--- Task description ---
Without including the pictures, copy each line below exactly as it reads.

--- Source information ---
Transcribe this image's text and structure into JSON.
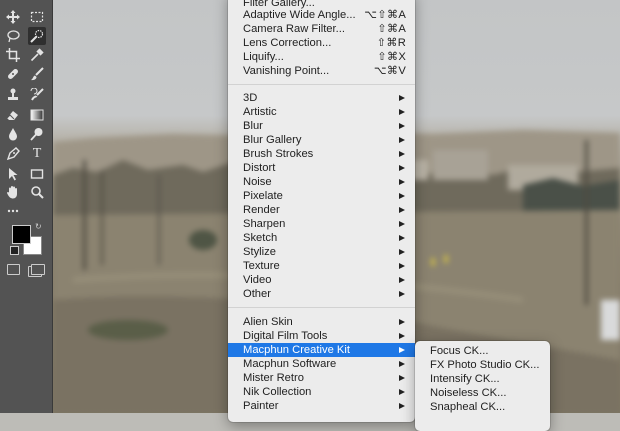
{
  "filter_menu": {
    "items_top": [
      {
        "label": "Filter Gallery...",
        "shortcut": ""
      },
      {
        "label": "Adaptive Wide Angle...",
        "shortcut": "⌥⇧⌘A"
      },
      {
        "label": "Camera Raw Filter...",
        "shortcut": "⇧⌘A"
      },
      {
        "label": "Lens Correction...",
        "shortcut": "⇧⌘R"
      },
      {
        "label": "Liquify...",
        "shortcut": "⇧⌘X"
      },
      {
        "label": "Vanishing Point...",
        "shortcut": "⌥⌘V"
      }
    ],
    "items_builtin": [
      "3D",
      "Artistic",
      "Blur",
      "Blur Gallery",
      "Brush Strokes",
      "Distort",
      "Noise",
      "Pixelate",
      "Render",
      "Sharpen",
      "Sketch",
      "Stylize",
      "Texture",
      "Video",
      "Other"
    ],
    "items_plugins": [
      "Alien Skin",
      "Digital Film Tools",
      "Macphun Creative Kit",
      "Macphun Software",
      "Mister Retro",
      "Nik Collection",
      "Painter"
    ],
    "highlighted": "Macphun Creative Kit"
  },
  "submenu": {
    "items": [
      "Focus CK...",
      "FX Photo Studio CK...",
      "Intensify CK...",
      "Noiseless CK...",
      "Snapheal CK..."
    ]
  },
  "toolbar": {
    "tools": [
      {
        "name": "move-tool-icon"
      },
      {
        "name": "marquee-tool-icon"
      },
      {
        "name": "lasso-tool-icon"
      },
      {
        "name": "quick-selection-tool-icon"
      },
      {
        "name": "crop-tool-icon"
      },
      {
        "name": "eyedropper-tool-icon"
      },
      {
        "name": "healing-brush-tool-icon"
      },
      {
        "name": "brush-tool-icon"
      },
      {
        "name": "clone-stamp-tool-icon"
      },
      {
        "name": "history-brush-tool-icon"
      },
      {
        "name": "eraser-tool-icon"
      },
      {
        "name": "gradient-tool-icon"
      },
      {
        "name": "blur-tool-icon"
      },
      {
        "name": "dodge-tool-icon"
      },
      {
        "name": "pen-tool-icon"
      },
      {
        "name": "type-tool-icon"
      },
      {
        "name": "path-selection-tool-icon"
      },
      {
        "name": "rectangle-tool-icon"
      },
      {
        "name": "hand-tool-icon"
      },
      {
        "name": "zoom-tool-icon"
      },
      {
        "name": "more-tools-icon"
      }
    ],
    "type_glyph": "T",
    "foreground_color": "#000000",
    "background_color": "#ffffff"
  },
  "colors": {
    "menu_bg": "#ececec",
    "highlight": "#1f78e6",
    "toolbar_bg": "#535353"
  }
}
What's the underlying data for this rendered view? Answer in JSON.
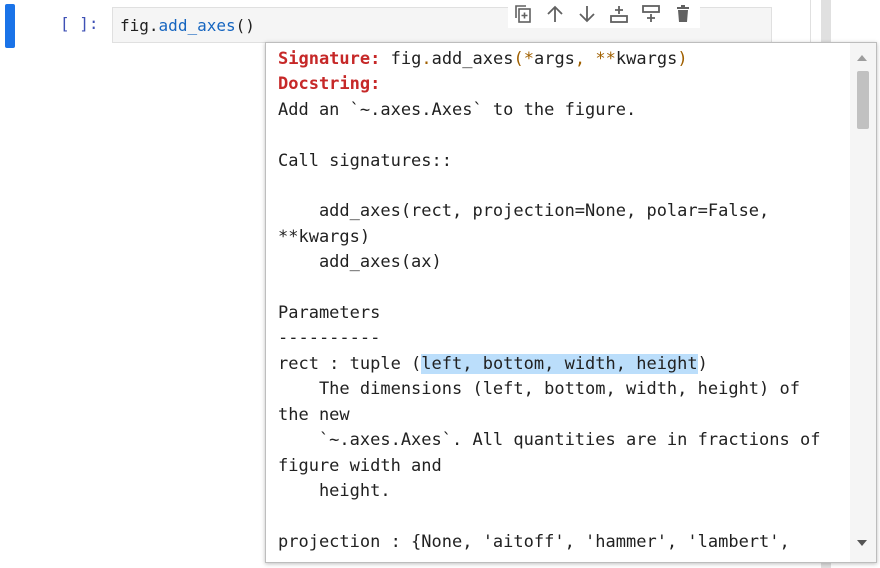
{
  "cell": {
    "prompt": "[ ]:",
    "code_obj": "fig",
    "code_dot": ".",
    "code_fn": "add_axes",
    "code_rest": "()"
  },
  "toolbar": {
    "icons": [
      "duplicate-icon",
      "move-up-icon",
      "move-down-icon",
      "insert-above-icon",
      "insert-below-icon",
      "delete-icon"
    ]
  },
  "tooltip": {
    "signature_label": "Signature:",
    "signature_obj": "fig",
    "signature_fn": "add_axes",
    "signature_args_open": "(",
    "signature_args_star": "*",
    "signature_args": "args",
    "signature_comma": ",",
    "signature_kwstar": "**",
    "signature_kwargs": "kwargs",
    "signature_close": ")",
    "docstring_label": "Docstring:",
    "line_1": "Add an `~.axes.Axes` to the figure.",
    "line_2": "",
    "line_3": "Call signatures::",
    "line_4": "",
    "line_5": "    add_axes(rect, projection=None, polar=False,",
    "line_6": "**kwargs)",
    "line_7": "    add_axes(ax)",
    "line_8": "",
    "line_9": "Parameters",
    "line_10": "----------",
    "line_11_pre": "rect : tuple (",
    "line_11_hl": "left, bottom, width, height",
    "line_11_post": ")",
    "line_12": "    The dimensions (left, bottom, width, height) of",
    "line_13": "the new",
    "line_14": "    `~.axes.Axes`. All quantities are in fractions of",
    "line_15": "figure width and",
    "line_16": "    height.",
    "line_17": "",
    "line_18": "projection : {None, 'aitoff', 'hammer', 'lambert',"
  }
}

--- Result ---
Transcribe this image's text and structure into JSON.
{
  "filter_menu": {
    "items_top": [
      {
        "label": "Filter Gallery...",
        "shortcut": ""
      },
      {
        "label": "Adaptive Wide Angle...",
        "shortcut": "⌥⇧⌘A"
      },
      {
        "label": "Camera Raw Filter...",
        "shortcut": "⇧⌘A"
      },
      {
        "label": "Lens Correction...",
        "shortcut": "⇧⌘R"
      },
      {
        "label": "Liquify...",
        "shortcut": "⇧⌘X"
      },
      {
        "label": "Vanishing Point...",
        "shortcut": "⌥⌘V"
      }
    ],
    "items_builtin": [
      "3D",
      "Artistic",
      "Blur",
      "Blur Gallery",
      "Brush Strokes",
      "Distort",
      "Noise",
      "Pixelate",
      "Render",
      "Sharpen",
      "Sketch",
      "Stylize",
      "Texture",
      "Video",
      "Other"
    ],
    "items_plugins": [
      "Alien Skin",
      "Digital Film Tools",
      "Macphun Creative Kit",
      "Macphun Software",
      "Mister Retro",
      "Nik Collection",
      "Painter"
    ],
    "highlighted": "Macphun Creative Kit"
  },
  "submenu": {
    "items": [
      "Focus CK...",
      "FX Photo Studio CK...",
      "Intensify CK...",
      "Noiseless CK...",
      "Snapheal CK..."
    ]
  },
  "toolbar": {
    "tools": [
      {
        "name": "move-tool-icon"
      },
      {
        "name": "marquee-tool-icon"
      },
      {
        "name": "lasso-tool-icon"
      },
      {
        "name": "quick-selection-tool-icon"
      },
      {
        "name": "crop-tool-icon"
      },
      {
        "name": "eyedropper-tool-icon"
      },
      {
        "name": "healing-brush-tool-icon"
      },
      {
        "name": "brush-tool-icon"
      },
      {
        "name": "clone-stamp-tool-icon"
      },
      {
        "name": "history-brush-tool-icon"
      },
      {
        "name": "eraser-tool-icon"
      },
      {
        "name": "gradient-tool-icon"
      },
      {
        "name": "blur-tool-icon"
      },
      {
        "name": "dodge-tool-icon"
      },
      {
        "name": "pen-tool-icon"
      },
      {
        "name": "type-tool-icon"
      },
      {
        "name": "path-selection-tool-icon"
      },
      {
        "name": "rectangle-tool-icon"
      },
      {
        "name": "hand-tool-icon"
      },
      {
        "name": "zoom-tool-icon"
      },
      {
        "name": "more-tools-icon"
      }
    ],
    "type_glyph": "T",
    "foreground_color": "#000000",
    "background_color": "#ffffff"
  },
  "colors": {
    "menu_bg": "#ececec",
    "highlight": "#1f78e6",
    "toolbar_bg": "#535353"
  }
}
What's the underlying data for this rendered view? Answer in JSON.
{
  "cell": {
    "prompt": "[ ]:",
    "code_obj": "fig",
    "code_dot": ".",
    "code_fn": "add_axes",
    "code_rest": "()"
  },
  "toolbar": {
    "icons": [
      "duplicate-icon",
      "move-up-icon",
      "move-down-icon",
      "insert-above-icon",
      "insert-below-icon",
      "delete-icon"
    ]
  },
  "tooltip": {
    "signature_label": "Signature:",
    "signature_obj": "fig",
    "signature_fn": "add_axes",
    "signature_args_open": "(",
    "signature_args_star": "*",
    "signature_args": "args",
    "signature_comma": ",",
    "signature_kwstar": "**",
    "signature_kwargs": "kwargs",
    "signature_close": ")",
    "docstring_label": "Docstring:",
    "line_1": "Add an `~.axes.Axes` to the figure.",
    "line_2": "",
    "line_3": "Call signatures::",
    "line_4": "",
    "line_5": "    add_axes(rect, projection=None, polar=False,",
    "line_6": "**kwargs)",
    "line_7": "    add_axes(ax)",
    "line_8": "",
    "line_9": "Parameters",
    "line_10": "----------",
    "line_11_pre": "rect : tuple (",
    "line_11_hl": "left, bottom, width, height",
    "line_11_post": ")",
    "line_12": "    The dimensions (left, bottom, width, height) of",
    "line_13": "the new",
    "line_14": "    `~.axes.Axes`. All quantities are in fractions of",
    "line_15": "figure width and",
    "line_16": "    height.",
    "line_17": "",
    "line_18": "projection : {None, 'aitoff', 'hammer', 'lambert',"
  }
}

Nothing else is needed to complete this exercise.